[Brief] Copy every line from the records below that carries the word "الدفع".
----------------
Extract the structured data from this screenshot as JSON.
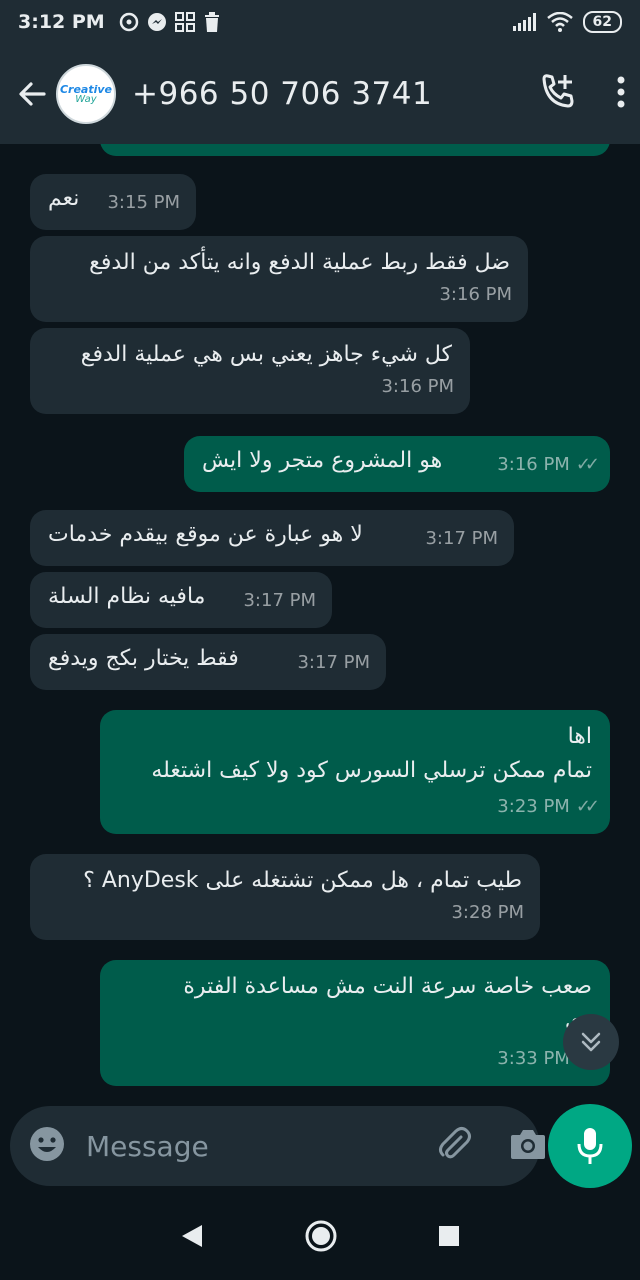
{
  "status_bar": {
    "time": "3:12 PM",
    "battery": "62"
  },
  "header": {
    "contact": "+966 50 706 3741",
    "avatar_text_1": "Creative",
    "avatar_text_2": "Way"
  },
  "messages": [
    {
      "dir": "in",
      "lines": "نعم",
      "time": "3:15 PM"
    },
    {
      "dir": "in",
      "lines": "ضل فقط ربط عملية الدفع وانه يتأكد من الدفع",
      "time": "3:16 PM"
    },
    {
      "dir": "in",
      "lines": "كل شيء جاهز يعني بس هي عملية الدفع",
      "time": "3:16 PM"
    },
    {
      "dir": "out",
      "lines": "هو المشروع متجر ولا ايش",
      "time": "3:16 PM"
    },
    {
      "dir": "in",
      "lines": "لا هو عبارة عن موقع بيقدم خدمات",
      "time": "3:17 PM"
    },
    {
      "dir": "in",
      "lines": "مافيه نظام السلة",
      "time": "3:17 PM"
    },
    {
      "dir": "in",
      "lines": "فقط يختار بكج ويدفع",
      "time": "3:17 PM"
    },
    {
      "dir": "out",
      "lines": "اها\nتمام ممكن ترسلي السورس كود ولا كيف اشتغله",
      "time": "3:23 PM"
    },
    {
      "dir": "in",
      "lines": "طيب تمام ، هل ممكن تشتغله على AnyDesk ؟",
      "time": "3:28 PM"
    },
    {
      "dir": "out",
      "lines": "صعب خاصة سرعة النت مش مساعدة الفترة\nدي",
      "time": "3:33 PM"
    }
  ],
  "input": {
    "placeholder": "Message"
  },
  "colors": {
    "accent": "#00a884",
    "outgoing": "#005c4b",
    "incoming": "#1f2c34",
    "background": "#0b141a"
  }
}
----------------
[Response to the exercise]
      "lines": "ضل فقط ربط عملية الدفع وانه يتأكد من الدفع",
      "lines": "كل شيء جاهز يعني بس هي عملية الدفع",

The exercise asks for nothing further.